**INSTRUCTIONS FOR THE TASK**
Which lines of the entries contain the string "chevron"? Please find them and copy them.

Web page and app entries:
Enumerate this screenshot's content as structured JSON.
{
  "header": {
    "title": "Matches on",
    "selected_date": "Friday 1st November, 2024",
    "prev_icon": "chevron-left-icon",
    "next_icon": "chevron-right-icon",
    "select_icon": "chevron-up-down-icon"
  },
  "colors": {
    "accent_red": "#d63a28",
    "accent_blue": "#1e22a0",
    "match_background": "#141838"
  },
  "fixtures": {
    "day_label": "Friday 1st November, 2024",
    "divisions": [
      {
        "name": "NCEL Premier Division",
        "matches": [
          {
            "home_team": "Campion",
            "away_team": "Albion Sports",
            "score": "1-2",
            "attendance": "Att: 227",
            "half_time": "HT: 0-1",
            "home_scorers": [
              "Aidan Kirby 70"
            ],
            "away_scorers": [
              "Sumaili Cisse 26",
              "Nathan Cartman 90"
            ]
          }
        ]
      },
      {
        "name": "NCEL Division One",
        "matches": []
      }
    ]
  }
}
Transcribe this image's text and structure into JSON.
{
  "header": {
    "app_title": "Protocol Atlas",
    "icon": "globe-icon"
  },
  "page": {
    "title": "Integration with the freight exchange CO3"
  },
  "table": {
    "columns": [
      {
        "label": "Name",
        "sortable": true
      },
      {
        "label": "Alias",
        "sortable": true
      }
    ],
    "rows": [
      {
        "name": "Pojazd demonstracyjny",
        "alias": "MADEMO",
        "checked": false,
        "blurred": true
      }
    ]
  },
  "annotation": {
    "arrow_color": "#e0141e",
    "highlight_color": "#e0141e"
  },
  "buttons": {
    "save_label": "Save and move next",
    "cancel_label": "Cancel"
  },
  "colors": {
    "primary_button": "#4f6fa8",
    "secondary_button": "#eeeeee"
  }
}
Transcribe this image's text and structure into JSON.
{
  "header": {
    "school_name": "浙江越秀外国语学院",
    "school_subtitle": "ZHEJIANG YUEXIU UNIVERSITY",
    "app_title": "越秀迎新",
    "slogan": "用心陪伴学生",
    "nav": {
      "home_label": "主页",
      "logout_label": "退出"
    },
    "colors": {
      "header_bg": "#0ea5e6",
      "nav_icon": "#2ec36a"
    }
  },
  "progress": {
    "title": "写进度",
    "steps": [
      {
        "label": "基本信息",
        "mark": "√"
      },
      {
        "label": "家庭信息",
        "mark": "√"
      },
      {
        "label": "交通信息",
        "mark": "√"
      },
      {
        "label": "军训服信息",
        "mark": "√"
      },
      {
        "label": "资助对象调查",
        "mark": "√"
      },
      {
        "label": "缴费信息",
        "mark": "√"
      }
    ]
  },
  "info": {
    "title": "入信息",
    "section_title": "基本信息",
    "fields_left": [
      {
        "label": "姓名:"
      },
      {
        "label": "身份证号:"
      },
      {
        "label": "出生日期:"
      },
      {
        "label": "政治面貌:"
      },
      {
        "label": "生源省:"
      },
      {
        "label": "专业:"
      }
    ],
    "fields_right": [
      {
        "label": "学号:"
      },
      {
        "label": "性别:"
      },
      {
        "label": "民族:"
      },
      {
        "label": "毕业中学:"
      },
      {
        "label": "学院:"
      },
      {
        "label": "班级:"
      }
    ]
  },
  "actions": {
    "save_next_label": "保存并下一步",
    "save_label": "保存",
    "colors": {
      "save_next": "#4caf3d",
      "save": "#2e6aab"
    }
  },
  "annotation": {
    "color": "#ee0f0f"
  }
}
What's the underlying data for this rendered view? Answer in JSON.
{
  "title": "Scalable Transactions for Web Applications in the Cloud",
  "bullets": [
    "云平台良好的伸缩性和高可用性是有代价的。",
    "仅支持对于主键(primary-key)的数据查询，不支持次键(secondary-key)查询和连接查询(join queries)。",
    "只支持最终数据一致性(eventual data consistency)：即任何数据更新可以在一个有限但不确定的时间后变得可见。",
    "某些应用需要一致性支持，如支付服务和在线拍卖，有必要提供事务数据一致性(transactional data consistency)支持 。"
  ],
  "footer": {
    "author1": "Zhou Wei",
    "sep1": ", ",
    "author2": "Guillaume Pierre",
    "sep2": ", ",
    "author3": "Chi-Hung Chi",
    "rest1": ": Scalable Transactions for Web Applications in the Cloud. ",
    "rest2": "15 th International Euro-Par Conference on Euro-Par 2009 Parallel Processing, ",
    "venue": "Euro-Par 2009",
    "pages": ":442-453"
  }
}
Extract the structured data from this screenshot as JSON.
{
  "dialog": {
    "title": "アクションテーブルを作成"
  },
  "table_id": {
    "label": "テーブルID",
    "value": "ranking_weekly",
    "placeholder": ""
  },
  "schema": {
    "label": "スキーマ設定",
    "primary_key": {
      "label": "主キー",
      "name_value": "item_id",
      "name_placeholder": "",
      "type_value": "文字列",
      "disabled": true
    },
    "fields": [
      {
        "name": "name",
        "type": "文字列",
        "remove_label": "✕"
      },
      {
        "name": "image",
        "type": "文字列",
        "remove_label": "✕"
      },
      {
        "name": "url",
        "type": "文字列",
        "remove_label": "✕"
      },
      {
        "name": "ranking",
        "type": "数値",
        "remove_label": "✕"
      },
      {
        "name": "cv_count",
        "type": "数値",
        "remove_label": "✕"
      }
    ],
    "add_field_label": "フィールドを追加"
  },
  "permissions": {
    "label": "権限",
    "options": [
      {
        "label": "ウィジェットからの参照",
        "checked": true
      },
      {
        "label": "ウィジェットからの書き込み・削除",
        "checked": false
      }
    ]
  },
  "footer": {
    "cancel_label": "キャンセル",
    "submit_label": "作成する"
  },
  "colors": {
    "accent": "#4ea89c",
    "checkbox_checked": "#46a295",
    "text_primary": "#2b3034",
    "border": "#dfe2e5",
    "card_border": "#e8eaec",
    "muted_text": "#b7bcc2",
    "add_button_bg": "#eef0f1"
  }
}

**ANSWER BELOW**
    "prev_icon": "chevron-left-icon",
    "next_icon": "chevron-right-icon",
    "select_icon": "chevron-up-down-icon"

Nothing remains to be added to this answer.